The unholy symbiotic relationship between builders and politicians, bracketed together by the same greed for wealth, is common knowledge among the people. But the sheer scale of corruptions from the lowliest to the highest, was not available to the public in such graphic detail.
Under increasing pressure from corrupt bureaucrats, councilors and politicians, a bunch of builders took a delegation to Chief Minister Devendra Fadnavis, complaining about the problems faced by the builders’ community. The CM promised to look into their grievances.
The four corporators whose names were in Parmar’s diary, surrendered to the police in the first week of December after a lot of public and political pressure.
In another hearing, the court was informed that “ In addition to the money trail and cash doles to the political fraternity, the police are probing whether the civic officials who would tip off the corporators of project reports and lacunae in construction plans of the Cosmos Group, following which the elected representatives raised a stink at civic meetings and demanded money to be silenced.”
Police sources revealed to the press that transactions between Parmar and some politicians were purportedly worth over Rs 10 crore.
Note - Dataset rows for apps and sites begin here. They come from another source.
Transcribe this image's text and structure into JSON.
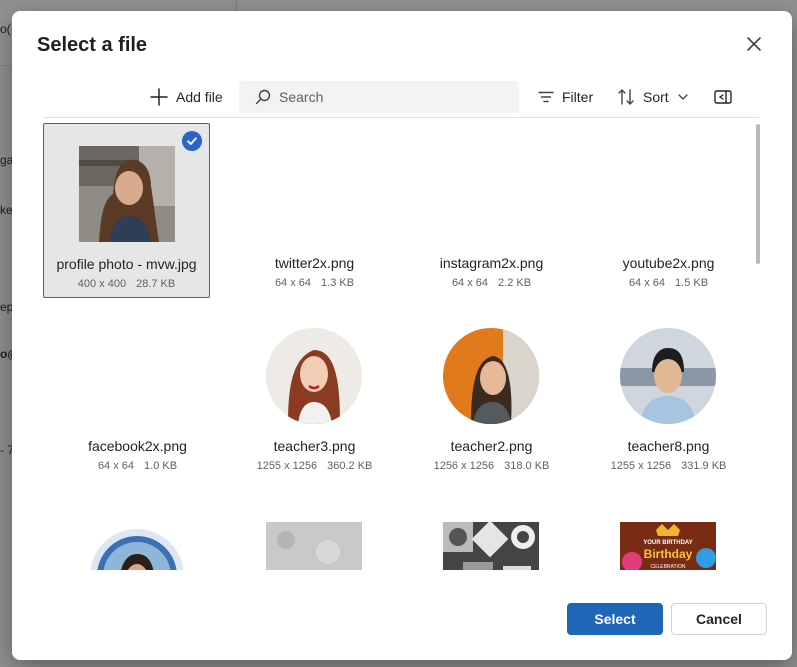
{
  "background_fragments": [
    "o(",
    "ga",
    "ke",
    "ep",
    "o@",
    "- 7"
  ],
  "dialog": {
    "title": "Select a file",
    "close_icon": "close-icon"
  },
  "toolbar": {
    "add_file_label": "Add file",
    "search_placeholder": "Search",
    "filter_label": "Filter",
    "sort_label": "Sort",
    "icons": [
      "add-icon",
      "search-icon",
      "filter-icon",
      "sort-icon",
      "chevron-down-icon",
      "panel-toggle-icon"
    ]
  },
  "files": [
    {
      "name": "profile photo - mvw.jpg",
      "dims": "400 x 400",
      "size": "28.7 KB",
      "selected": true
    },
    {
      "name": "twitter2x.png",
      "dims": "64 x 64",
      "size": "1.3 KB",
      "selected": false
    },
    {
      "name": "instagram2x.png",
      "dims": "64 x 64",
      "size": "2.2 KB",
      "selected": false
    },
    {
      "name": "youtube2x.png",
      "dims": "64 x 64",
      "size": "1.5 KB",
      "selected": false
    },
    {
      "name": "facebook2x.png",
      "dims": "64 x 64",
      "size": "1.0 KB",
      "selected": false
    },
    {
      "name": "teacher3.png",
      "dims": "1255 x 1256",
      "size": "360.2 KB",
      "selected": false
    },
    {
      "name": "teacher2.png",
      "dims": "1256 x 1256",
      "size": "318.0 KB",
      "selected": false
    },
    {
      "name": "teacher8.png",
      "dims": "1255 x 1256",
      "size": "331.9 KB",
      "selected": false
    }
  ],
  "thumbnail_texts": [
    "YOUR BIRTHDAY",
    "Birthday",
    "CELEBRATION"
  ],
  "footer": {
    "select_label": "Select",
    "cancel_label": "Cancel"
  },
  "colors": {
    "accent": "#1f66b8",
    "selection_border": "#2b63c7",
    "selection_bg": "#e6e6e6"
  }
}
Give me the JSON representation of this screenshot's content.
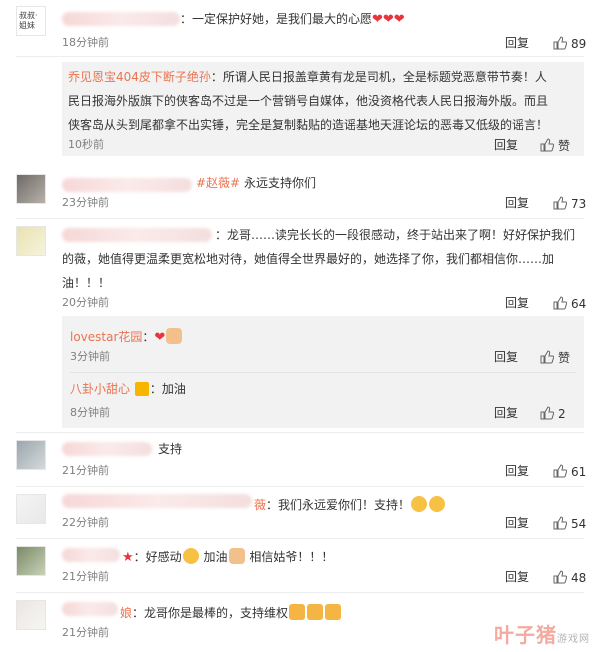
{
  "comments": [
    {
      "name": "",
      "text": "：一定保护好她，是我们最大的心愿",
      "time": "18分钟前",
      "reply": "回复",
      "likes": "89",
      "avatar_text": "叔叔·姐妹"
    },
    {
      "name": "乔见恩宝404皮下断子绝孙",
      "lines": [
        "：所谓人民日报盖章黄有龙是司机，全是标题党恶意带节奏！人",
        "民日报海外版旗下的侠客岛不过是一个营销号自媒体，他没资格代表人民日报海外版。而且",
        "侠客岛从头到尾都拿不出实锤，完全是复制黏贴的造谣基地天涯论坛的恶毒又低级的谣言！"
      ],
      "time": "10秒前",
      "reply": "回复",
      "likes": "赞"
    },
    {
      "mention": "#赵薇#",
      "text": "永远支持你们",
      "time": "23分钟前",
      "reply": "回复",
      "likes": "73"
    },
    {
      "lines": [
        "：龙哥……读完长长的一段很感动，终于站出来了啊！好好保护我们",
        "的薇，她值得更温柔更宽松地对待，她值得全世界最好的，她选择了你，我们都相信你……加",
        "油！！！"
      ],
      "time": "20分钟前",
      "reply": "回复",
      "likes": "64",
      "subreplies": [
        {
          "name": "lovestar花园",
          "text": "：",
          "time": "3分钟前",
          "reply": "回复",
          "likes": "赞"
        },
        {
          "name": "八卦小甜心",
          "text": "：加油",
          "time": "8分钟前",
          "reply": "回复",
          "likes": "2"
        }
      ]
    },
    {
      "text": "支持",
      "time": "21分钟前",
      "reply": "回复",
      "likes": "61"
    },
    {
      "mention": "薇",
      "text": "：我们永远爱你们！支持！",
      "time": "22分钟前",
      "reply": "回复",
      "likes": "54"
    },
    {
      "text": "：好感动",
      "text2": "加油",
      "text3": "相信姑爷！！！",
      "time": "21分钟前",
      "reply": "回复",
      "likes": "48"
    },
    {
      "mention": "娘",
      "text": "：龙哥你是最棒的，支持维权",
      "time": "21分钟前",
      "reply": "回复",
      "likes": ""
    }
  ],
  "watermark": {
    "main": "叶子猪",
    "sub": "游戏网"
  },
  "colors": {
    "accent": "#eb7350",
    "heart": "#e8343a",
    "subbox": "#f2f2f2"
  }
}
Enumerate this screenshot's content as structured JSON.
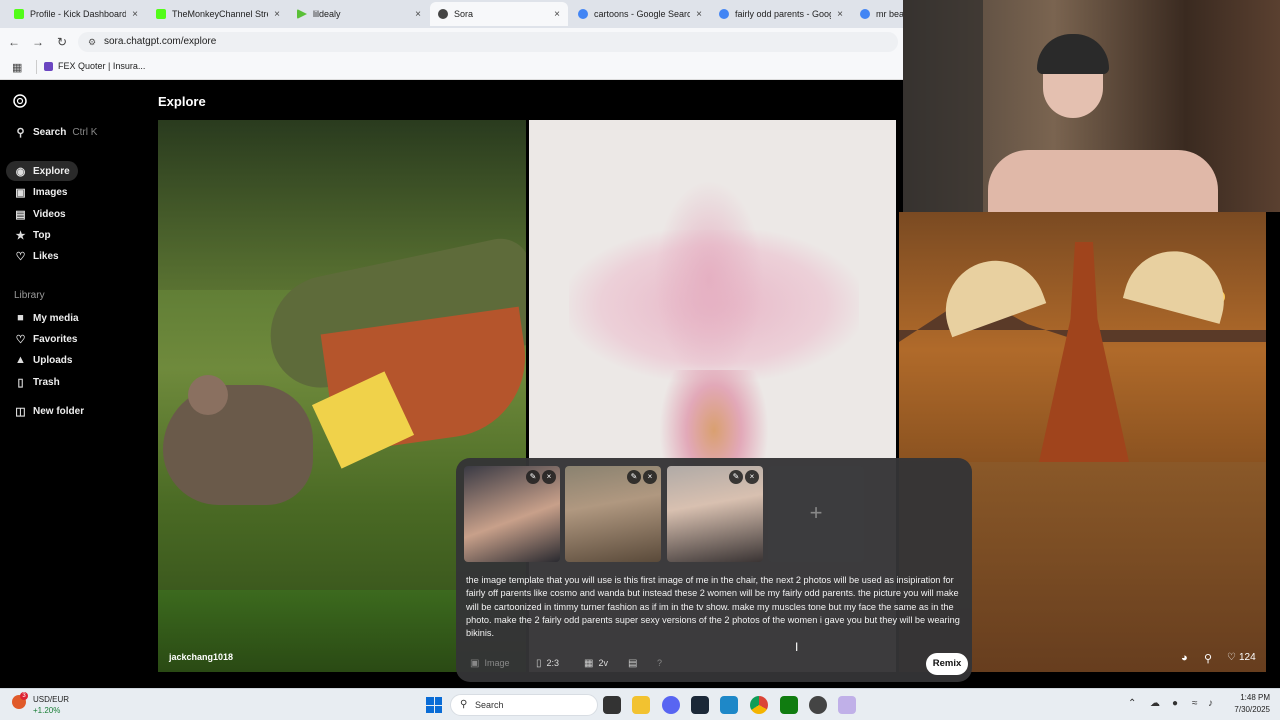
{
  "browser": {
    "tabs": [
      {
        "label": "Profile - Kick Dashboard",
        "color": "#53fc18",
        "active": false
      },
      {
        "label": "TheMonkeyChannel Strea",
        "color": "#53fc18",
        "active": false
      },
      {
        "label": "lildealy",
        "color": "#5ac037",
        "active": false
      },
      {
        "label": "Sora",
        "color": "#444444",
        "active": true
      },
      {
        "label": "cartoons - Google Search",
        "color": "#4285f4",
        "active": false
      },
      {
        "label": "fairly odd parents - Goog",
        "color": "#4285f4",
        "active": false
      },
      {
        "label": "mr bean",
        "color": "#4285f4",
        "active": false
      }
    ],
    "close_glyph": "×",
    "url": "sora.chatgpt.com/explore",
    "bookmark": "FEX Quoter | Insura..."
  },
  "sidebar": {
    "search_label": "Search",
    "search_shortcut": "Ctrl K",
    "nav": [
      "Explore",
      "Images",
      "Videos",
      "Top",
      "Likes"
    ],
    "library_heading": "Library",
    "library": [
      "My media",
      "Favorites",
      "Uploads",
      "Trash"
    ],
    "new_folder": "New folder"
  },
  "main": {
    "title": "Explore",
    "tiles": [
      {
        "author": "jackchang1018"
      },
      {
        "author": ""
      },
      {
        "like_count": "124"
      }
    ]
  },
  "composer": {
    "add_glyph": "+",
    "prompt": "the image template that you will use is this first image of me in the chair, the next 2 photos will be used as insipiration for fairly off parents like cosmo and wanda but instead these 2 women will be my fairly odd parents. the picture you will make will be cartoonized in timmy turner fashion as if im in the tv show. make my muscles tone but my face the same as in the photo. make the 2 fairly odd parents super sexy versions of the 2 photos of the women i gave you but they will be wearing bikinis.",
    "image_label": "Image",
    "aspect": "2:3",
    "variations": "2v",
    "help": "?",
    "remix": "Remix"
  },
  "taskbar": {
    "ticker_name": "USD/EUR",
    "ticker_change": "+1.20%",
    "search_placeholder": "Search",
    "time": "1:48 PM",
    "date": "7/30/2025",
    "notification_badge": "3"
  }
}
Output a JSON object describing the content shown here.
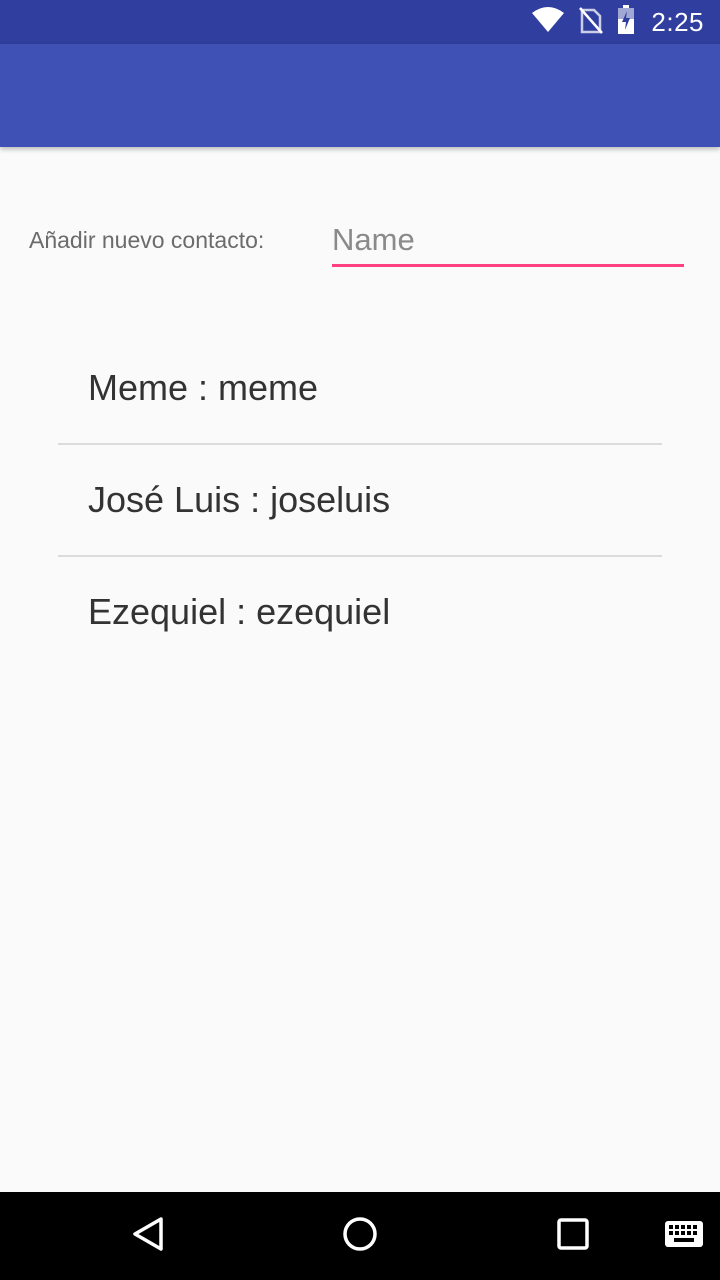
{
  "status_bar": {
    "time": "2:25",
    "icons": [
      "wifi-icon",
      "no-sim-icon",
      "battery-charging-icon"
    ]
  },
  "app_bar": {
    "color": "#3f51b5"
  },
  "form": {
    "label": "Añadir nuevo contacto:",
    "name_placeholder": "Name",
    "name_value": "",
    "accent_color": "#ff4081"
  },
  "contacts": [
    {
      "text": "Meme : meme"
    },
    {
      "text": "José Luis : joseluis"
    },
    {
      "text": "Ezequiel : ezequiel"
    }
  ],
  "nav_bar": {
    "buttons": [
      "back-icon",
      "home-icon",
      "recents-icon",
      "keyboard-icon"
    ]
  }
}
Their names were found mentiuoned in a secret diary seized by the police.
Police investigations revealed the shadow of suspicion extended to state government departments, charged with clearing building projects. The monthly payment to babus was reportedly in the range of Rs 5,000 to Rs 5 lakh.
It is suspected that Parmar bribed the water supply department, sewage department and fire brigade department for no-objection certificates, as well as the tree authority to cut trees affecting his projects. For labour-related issues, he purportedly passed on money to the labour department.
To pave the way for controversial constructions, Parmar wrote in his diary about bribes to the urban development department, MHADA, to clear several construction proposals, and also the town planning department.
In a related development, it was found that liquidity crunch in the realty market had hit developers badly in Mumbai. As a result, developers had become defaulters; they were unable to pay back banks and investors. This had affected the process of development and many projects were being delayed.
Sunil Mantri, Mantri Group Chairman and president of Naredco—a body of developers—said that the property market is going through a rough patch. He revealed “I am a victim of this current situation. I have had some difficulties in paying because of the market. In fact, as per my account, over Rs 400 crore excess amount is likely to come into my account. I am committed to resolve the dispute and pay the legitimate investors and borrowers,” he said.
Another developer said that they had raised funds in the hope of a good sale. “In the last two years, property sales have dwindled and that has thrown our calculations haywire. The investors are no more buying flats in bulk but they are giving us money at high rates of interest ranging between 22 percent to 32 per cent. If there is no sale, then that makes it difficult for us to pay back the amount. Therefore, most of the big names are shown in the defaulter’s lists of banks, investors, and borrowers.”
A K Singh from Nagrik Welfare Trust, an NGO, said that politicians are making developers commit mistakes so that they can pocket the money easily. He added that one of the local MLAs from Mira-Bhayander had purportedly demanded Rs one crore from a builder. “That developer wrote a complaint but the police are not ready to register it. Because of this nexus, illegal buildings are mushrooming in our area. This malpractice has to be stopped. Buyers, who are gullible, should not be cheated,” he said emphatically.

facebooktwittergoogle_plusredditpinterestlinkedinmail